I completed another course in leadership & management earlier this year (boooyar!) Much of the work involved researching and understanding the purpose of business and decision-making strategies. I won’t lie, some of it was boring as hell and I found myself browsing Facebook when my assignments were due in. But in true fashion, I slayed that course! Whilst busy slaying, the course reminded me of the importance of strategies in our lives overall.
The word ‘strategy’ sounds so serious. It sounds like something connected to business plans, maybe world domination, but let’s break it down and keep it real. A strategy is a plan or path as to how a certain goal or objective will be fulfilled. It’s a plan that takes you from A-Z.
What is a career strategy?
Your career strategy outlines the steps that you’ll take in order to achieve your career goals. Simple!

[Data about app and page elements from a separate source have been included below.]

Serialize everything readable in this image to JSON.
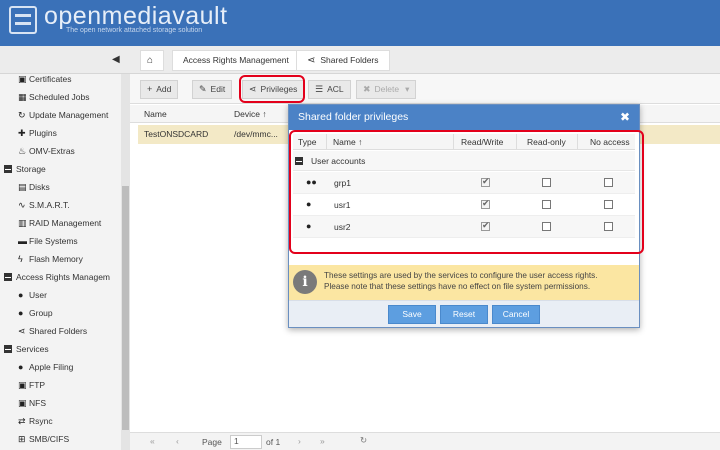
{
  "app": {
    "brand": "openmediavault",
    "tagline": "The open network attached storage solution"
  },
  "nav": {
    "tabs": [
      {
        "label": ""
      },
      {
        "label": "Access Rights Management"
      },
      {
        "label": "Shared Folders"
      }
    ]
  },
  "sidebar": {
    "items": [
      {
        "label": "Certificates",
        "icon": "certificate-icon"
      },
      {
        "label": "Scheduled Jobs",
        "icon": "calendar-icon"
      },
      {
        "label": "Update Management",
        "icon": "update-icon"
      },
      {
        "label": "Plugins",
        "icon": "puzzle-icon"
      },
      {
        "label": "OMV-Extras",
        "icon": "flame-icon"
      },
      {
        "label": "Storage",
        "type": "category"
      },
      {
        "label": "Disks",
        "icon": "disk-icon"
      },
      {
        "label": "S.M.A.R.T.",
        "icon": "pulse-icon"
      },
      {
        "label": "RAID Management",
        "icon": "raid-icon"
      },
      {
        "label": "File Systems",
        "icon": "folder-icon"
      },
      {
        "label": "Flash Memory",
        "icon": "bolt-icon"
      },
      {
        "label": "Access Rights Managem",
        "type": "category"
      },
      {
        "label": "User",
        "icon": "user-icon"
      },
      {
        "label": "Group",
        "icon": "group-icon"
      },
      {
        "label": "Shared Folders",
        "icon": "share-icon"
      },
      {
        "label": "Services",
        "type": "category"
      },
      {
        "label": "Apple Filing",
        "icon": "apple-icon"
      },
      {
        "label": "FTP",
        "icon": "ftp-icon"
      },
      {
        "label": "NFS",
        "icon": "nfs-icon"
      },
      {
        "label": "Rsync",
        "icon": "rsync-icon"
      },
      {
        "label": "SMB/CIFS",
        "icon": "windows-icon"
      }
    ]
  },
  "toolbar": {
    "add": "Add",
    "edit": "Edit",
    "privileges": "Privileges",
    "acl": "ACL",
    "delete": "Delete"
  },
  "grid": {
    "columns": [
      "Name",
      "Device"
    ],
    "rows": [
      {
        "name": "TestONSDCARD",
        "device": "/dev/mmc..."
      }
    ]
  },
  "paging": {
    "page_label": "Page",
    "page_value": "1",
    "of_label": "of 1"
  },
  "modal": {
    "title": "Shared folder privileges",
    "columns": {
      "type": "Type",
      "name": "Name",
      "rw": "Read/Write",
      "ro": "Read-only",
      "na": "No access"
    },
    "group_label": "User accounts",
    "rows": [
      {
        "icon": "group-icon",
        "name": "grp1",
        "rw": true,
        "ro": false,
        "na": false
      },
      {
        "icon": "user-icon",
        "name": "usr1",
        "rw": true,
        "ro": false,
        "na": false
      },
      {
        "icon": "user-icon",
        "name": "usr2",
        "rw": true,
        "ro": false,
        "na": false
      }
    ],
    "info_line1": "These settings are used by the services to configure the user access rights.",
    "info_line2": "Please note that these settings have no effect on file system permissions.",
    "buttons": {
      "save": "Save",
      "reset": "Reset",
      "cancel": "Cancel"
    }
  },
  "colors": {
    "header": "#3a71b8",
    "modal_title": "#4b82c6",
    "button": "#5d9ee0",
    "info_bg": "#fbe6a2",
    "selected_row": "#f3e9c6",
    "highlight": "#e3001b"
  }
}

It starts with your vision
A career strategy starts with what you see yourself doing in x number of years. It then goes on to outline the steps that you’ll take in order to realise your vision. These steps may involve practical things such as gaining relevant qualifications. It can also cover intangible areas such as, dealing with any negative beliefs you hold about your progression and re-evaluating your values.
Your strategy doesn’t have to be perfect

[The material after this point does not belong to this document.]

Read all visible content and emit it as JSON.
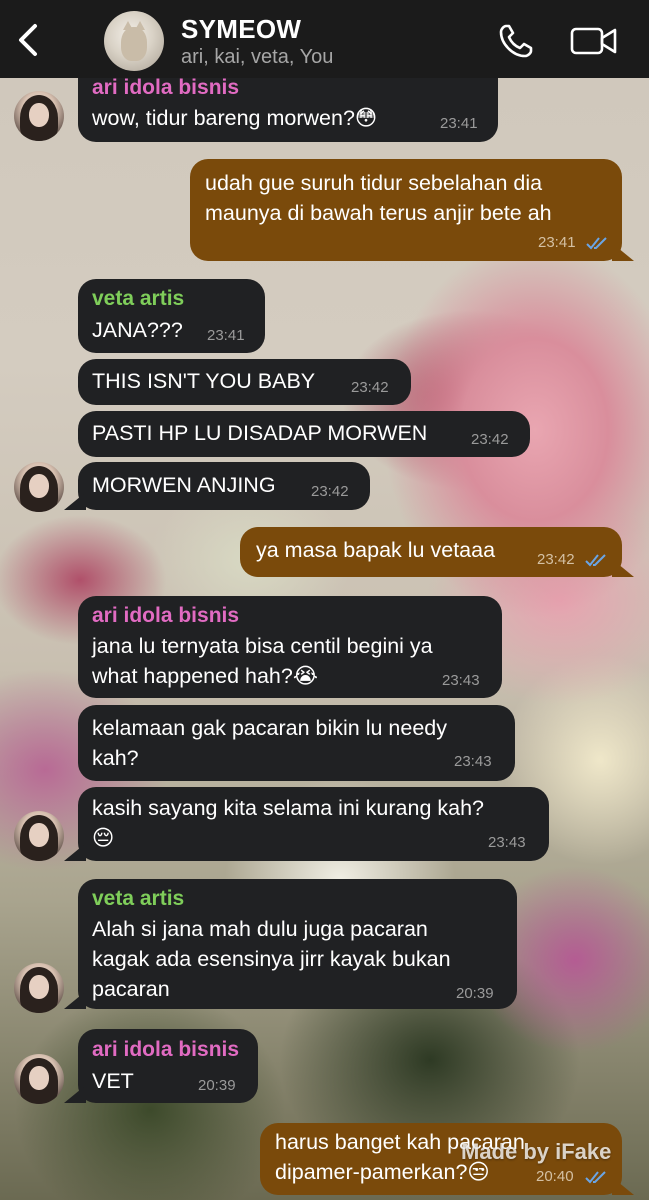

You might not know each and every step that’ll get you from your current role to the one you desire. Yet, as you begin to pull it together, you’ll see where there are gaps, which are areas where you may need to call on others for support.
For example, if your main goal is to progress into a management role within your organisation, your initial strategy may look something like this:
- Pick up a current job description for the role or similar.
- Carry out a self-assessment of where you are right now, in relation to the requirements of the role. Recognise your strengths and be honest with yourself around areas you need to develop.
- Identify your transferable skills. Check this article to learn how to do this if you’re unsure.
- Discuss your career progression goals with your manager to identify potential ways that you can develop any skills that may be weaknesses right now. This may include on the job training, taking on additional responsibilities or other development opportunities. Consider external influences that may have an impact on your career, e.g developments in industry standard qualifications.
- Consider realistic timelines for reaching your goal.
- Invest in yourself. Hire a career coach or mentor who can support you in your development & help you stay on track. Why go it alone when you can make progress far quicker with someone unbiased, who’s 100% in your corner?
- Practice working on any self-limiting beliefs daily
- Find opportunities that will enable you to develop supervisory/management skills, such as leading a team. Learn about different management styles and motivating others.
- Review your progress within a realistic timescale.
- Seek feedback from those around you, especially your manager.
- When you feel you’re ready, apply for supervisory/management roles.
- If opportunities for progression within your organisation are scarce, look at other employers in your field.
- Be proactive in seeking feedback on your applications.
It can be this simple.
As with business, your strategy may change as things change unexpectedly. Life happens. The main thing is not losing sight of your overall vision as this will inform just about everything that you do, work-wise.
Why you need one
It can be so easy to get caught up in the day to day routine of going to work and trying to have a life outside of work, that time just passes you by. Before you know it, a year has passed and you’re exactly where you were 365 days ago.
Having a career strategy helps you:
- To focus on your end goal
- To get through those trying days where you wonder why you bother
- To recognise just how much progress you’re making
- To actually fulfill the vision you have!
Having just one of these benefits is great but create your own career strategy and you can have them all.
Go ahead and be the CEO of your career.
3 thoughts on “You don’t have a career strategy? Seriously?”
Great article-will check out the link on how to identify transferable skills!
Pleased you liked my article – defo check the link for my article on identifying and selling transferable skills. These will be key in landing your next opportunity.